Hockey Night in Canada


Habs' Markov, Penguins' Staal leave Game 1

Montreal defenceman Andrei Markov and Pittsburgh's Jordan Staal have both left Game 1 of the Eastern Conference semifinal playoff game Friday night.

Montreal Canadiens defenceman Andrei Markov was helped off the ice with an apparent right leg injury after being rammed by Penguins forward Matt Cooke during the first period of the Eastern Conference semifinal playoff game Friday night, while Pittsburgh's Jordan Staal left the game in the second.

The Canadiens told Hockey Night in Canada during the game that Markov suffered a lower body injury and wouldn't return.
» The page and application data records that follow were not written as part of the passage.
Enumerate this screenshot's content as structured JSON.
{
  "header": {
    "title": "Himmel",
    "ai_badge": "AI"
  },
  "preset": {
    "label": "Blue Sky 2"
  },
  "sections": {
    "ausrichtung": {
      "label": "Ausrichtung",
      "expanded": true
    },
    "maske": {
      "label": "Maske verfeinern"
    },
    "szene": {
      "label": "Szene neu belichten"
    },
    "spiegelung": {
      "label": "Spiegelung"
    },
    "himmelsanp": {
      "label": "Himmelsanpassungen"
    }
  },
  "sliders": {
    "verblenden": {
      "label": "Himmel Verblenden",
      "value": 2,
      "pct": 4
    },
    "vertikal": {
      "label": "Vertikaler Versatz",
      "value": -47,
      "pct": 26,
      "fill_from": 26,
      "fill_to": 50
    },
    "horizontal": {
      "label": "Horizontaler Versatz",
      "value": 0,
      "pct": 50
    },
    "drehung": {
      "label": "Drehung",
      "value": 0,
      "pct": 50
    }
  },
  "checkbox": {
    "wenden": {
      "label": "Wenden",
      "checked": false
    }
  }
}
Markov was skating toward a loose puck in the corner when Cooke levelled him with a hit that was not penalized at 11:46.

Markov's glove flew high as he dropped to the ice. As several players held and grabbed each other at mid-ice, Markov remained down for several minutes before being helped to a runway leading to the Montreal dressing room.
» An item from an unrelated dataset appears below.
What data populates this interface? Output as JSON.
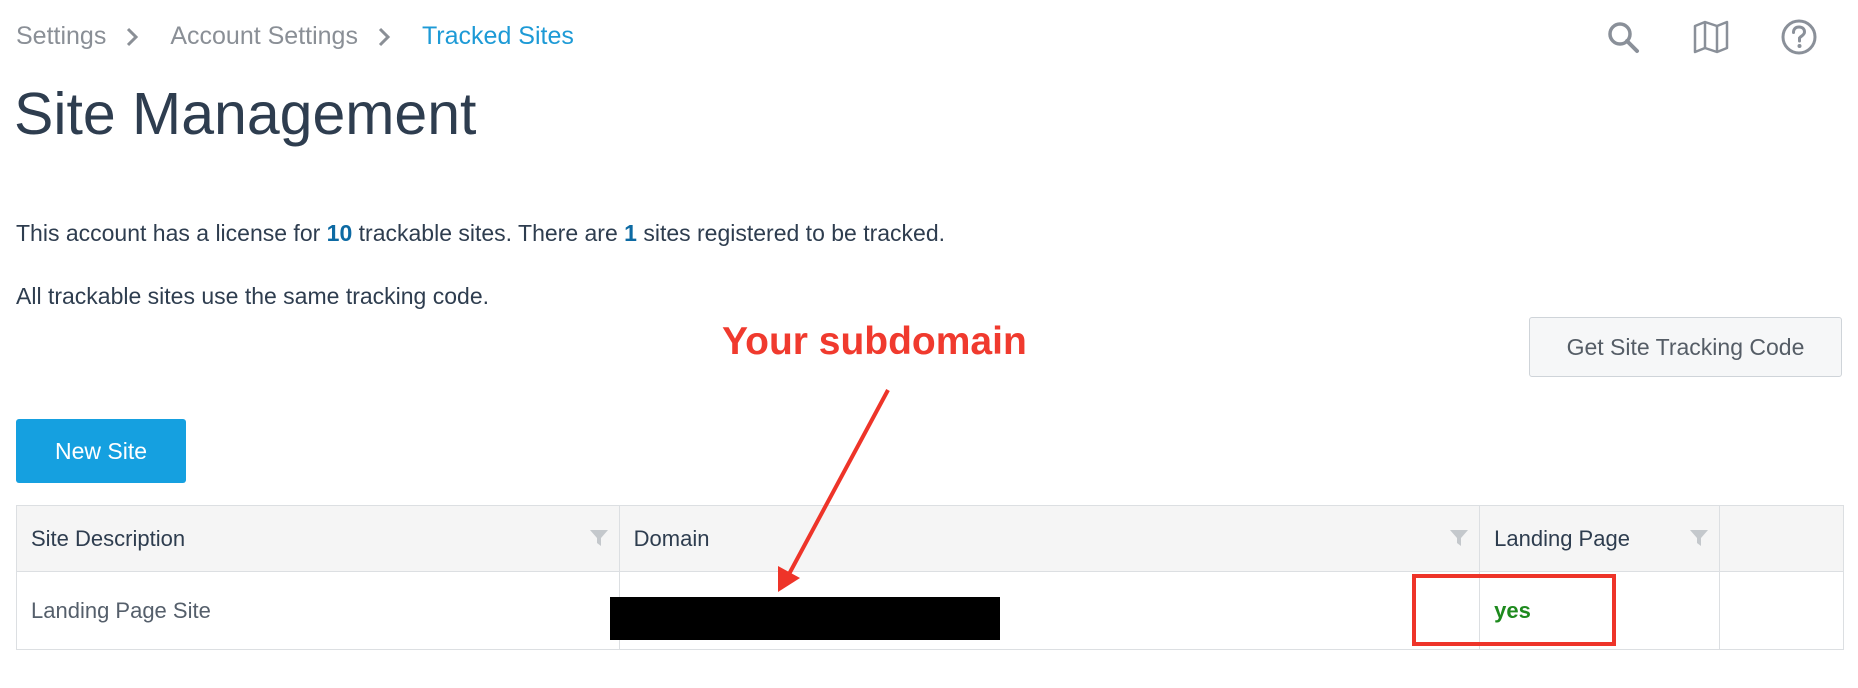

Markov was putting no weight on his right leg as he left the ice.

The Canadiens lost their best defenceman in the first game of the regular season when Markov had tendons sliced in his left foot by the skate of goalie Carey Price, costing him 35 games.
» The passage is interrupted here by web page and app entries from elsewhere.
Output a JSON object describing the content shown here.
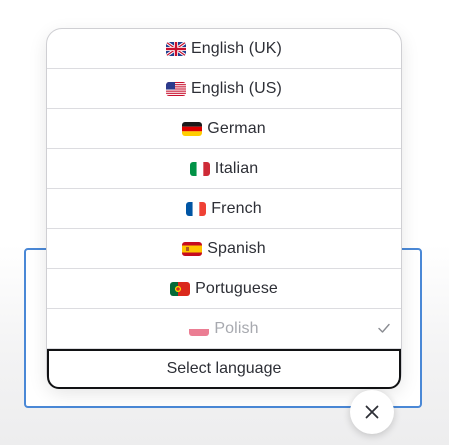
{
  "language_menu": {
    "options": [
      {
        "label": "English (UK)",
        "flag": "uk-flag-icon",
        "selected": false
      },
      {
        "label": "English (US)",
        "flag": "us-flag-icon",
        "selected": false
      },
      {
        "label": "German",
        "flag": "germany-flag-icon",
        "selected": false
      },
      {
        "label": "Italian",
        "flag": "italy-flag-icon",
        "selected": false
      },
      {
        "label": "French",
        "flag": "france-flag-icon",
        "selected": false
      },
      {
        "label": "Spanish",
        "flag": "spain-flag-icon",
        "selected": false
      },
      {
        "label": "Portuguese",
        "flag": "portugal-flag-icon",
        "selected": false
      },
      {
        "label": "Polish",
        "flag": "poland-flag-icon",
        "selected": true
      }
    ],
    "select_label": "Select language"
  },
  "icons": {
    "selected_mark": "check-icon",
    "close": "close-icon"
  },
  "colors": {
    "backdrop_border": "#4a88d6",
    "trigger_border": "#111214",
    "text": "#2d2f36",
    "muted_text": "#a7a9af"
  }
}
The Canadiens had a 14-20-3 record this season with Markov out of the lineup, and it was 25-13-7 when Markov was healthy. Prior to this season, the Canadiens had a 6-19-3 mark in games Markov missed since the NHL lockout.

Pittsburgh ended up with a power play because two Canadiens drew roughing penalties.

On March 7, Cooke's blindside hit badly injured Bruins forward Marc Savard, who sustained a severe concussion.

Staal injured his right leg during a second-period collision with Montreal defenceman P.K. Subban and didn't return to the second-round playoff game.

Staal, who scored in the opening period, came up limping on Friday night after Subban accidentally undercut him at the Penguins blueline. Staal dragged himself to the bench, although he was able to skate off the ice a few minutes later for treatment in the locker-room.

The Penguins forward has never missed a game in four NHL seasons. He has played in 358 consecutive games, counting the playoffs, and 302 in a row during the season.

With files from